◆ Task to complete ◆
With the images removed, repeat the data below exactly.

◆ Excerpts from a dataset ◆
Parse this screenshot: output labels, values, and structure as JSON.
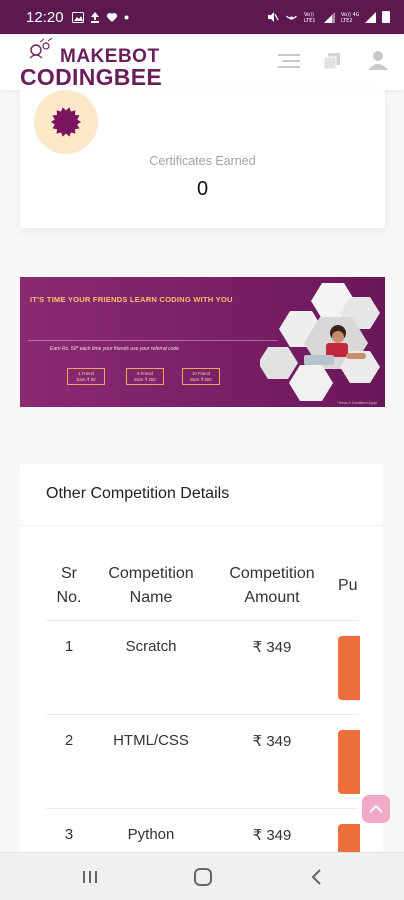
{
  "status_bar": {
    "time": "12:20",
    "left_icons": [
      "image-icon",
      "upload-icon",
      "heart-icon",
      "dot-icon"
    ],
    "right_icons": [
      "mute-icon",
      "hotspot-icon",
      "volte-icon",
      "signal-icon",
      "volte-lte-icon",
      "signal-icon",
      "battery-icon"
    ],
    "volte1": "Vo))\nLTE1",
    "volte2": "Vo))  4G\nLTE2"
  },
  "header": {
    "logo_line1": "MAKEBOT",
    "logo_line2": "CODINGBEE",
    "icons": [
      "menu-icon",
      "copy-icon",
      "user-icon"
    ]
  },
  "certificates": {
    "label": "Certificates Earned",
    "value": "0",
    "badge_color": "#7a1460"
  },
  "banner": {
    "headline": "IT'S TIME YOUR FRIENDS LEARN CODING WITH YOU",
    "subline": "Earn Rs. 50* each time your friends use your referral code",
    "friends": [
      {
        "label": "1 Friend",
        "earn": "Earn ₹ 50"
      },
      {
        "label": "5 Friend",
        "earn": "Earn ₹ 250"
      },
      {
        "label": "10 Friend",
        "earn": "Earn ₹ 500"
      }
    ],
    "fine_print": "*Terms & Conditions Apply"
  },
  "competition": {
    "title": "Other Competition Details",
    "columns": [
      {
        "label": "Sr\nNo."
      },
      {
        "label": "Competition\nName"
      },
      {
        "label": "Competition\nAmount"
      },
      {
        "label": "Pu"
      }
    ],
    "rows": [
      {
        "sr": "1",
        "name": "Scratch",
        "amount": "₹ 349"
      },
      {
        "sr": "2",
        "name": "HTML/CSS",
        "amount": "₹ 349"
      },
      {
        "sr": "3",
        "name": "Python",
        "amount": "₹ 349"
      }
    ],
    "button_color": "#ee6f3c"
  },
  "nav": {
    "icons": [
      "recent-apps-icon",
      "home-icon",
      "back-icon"
    ]
  },
  "colors": {
    "brand": "#6b1f5a",
    "status_bar": "#5b1950",
    "accent": "#ee6f3c",
    "scroll_top": "#f2a9c6"
  }
}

◆ Output of the exercise ◆
Parse this screenshot: output labels, values, and structure as JSON.
{
  "status_bar": {
    "time": "12:20",
    "left_icons": [
      "image-icon",
      "upload-icon",
      "heart-icon",
      "dot-icon"
    ],
    "right_icons": [
      "mute-icon",
      "hotspot-icon",
      "volte-icon",
      "signal-icon",
      "volte-lte-icon",
      "signal-icon",
      "battery-icon"
    ],
    "volte1": "Vo))\nLTE1",
    "volte2": "Vo))  4G\nLTE2"
  },
  "header": {
    "logo_line1": "MAKEBOT",
    "logo_line2": "CODINGBEE",
    "icons": [
      "menu-icon",
      "copy-icon",
      "user-icon"
    ]
  },
  "certificates": {
    "label": "Certificates Earned",
    "value": "0",
    "badge_color": "#7a1460"
  },
  "banner": {
    "headline": "IT'S TIME YOUR FRIENDS LEARN CODING WITH YOU",
    "subline": "Earn Rs. 50* each time your friends use your referral code",
    "friends": [
      {
        "label": "1 Friend",
        "earn": "Earn ₹ 50"
      },
      {
        "label": "5 Friend",
        "earn": "Earn ₹ 250"
      },
      {
        "label": "10 Friend",
        "earn": "Earn ₹ 500"
      }
    ],
    "fine_print": "*Terms & Conditions Apply"
  },
  "competition": {
    "title": "Other Competition Details",
    "columns": [
      {
        "label": "Sr\nNo."
      },
      {
        "label": "Competition\nName"
      },
      {
        "label": "Competition\nAmount"
      },
      {
        "label": "Pu"
      }
    ],
    "rows": [
      {
        "sr": "1",
        "name": "Scratch",
        "amount": "₹ 349"
      },
      {
        "sr": "2",
        "name": "HTML/CSS",
        "amount": "₹ 349"
      },
      {
        "sr": "3",
        "name": "Python",
        "amount": "₹ 349"
      }
    ],
    "button_color": "#ee6f3c"
  },
  "nav": {
    "icons": [
      "recent-apps-icon",
      "home-icon",
      "back-icon"
    ]
  },
  "colors": {
    "brand": "#6b1f5a",
    "status_bar": "#5b1950",
    "accent": "#ee6f3c",
    "scroll_top": "#f2a9c6"
  }
}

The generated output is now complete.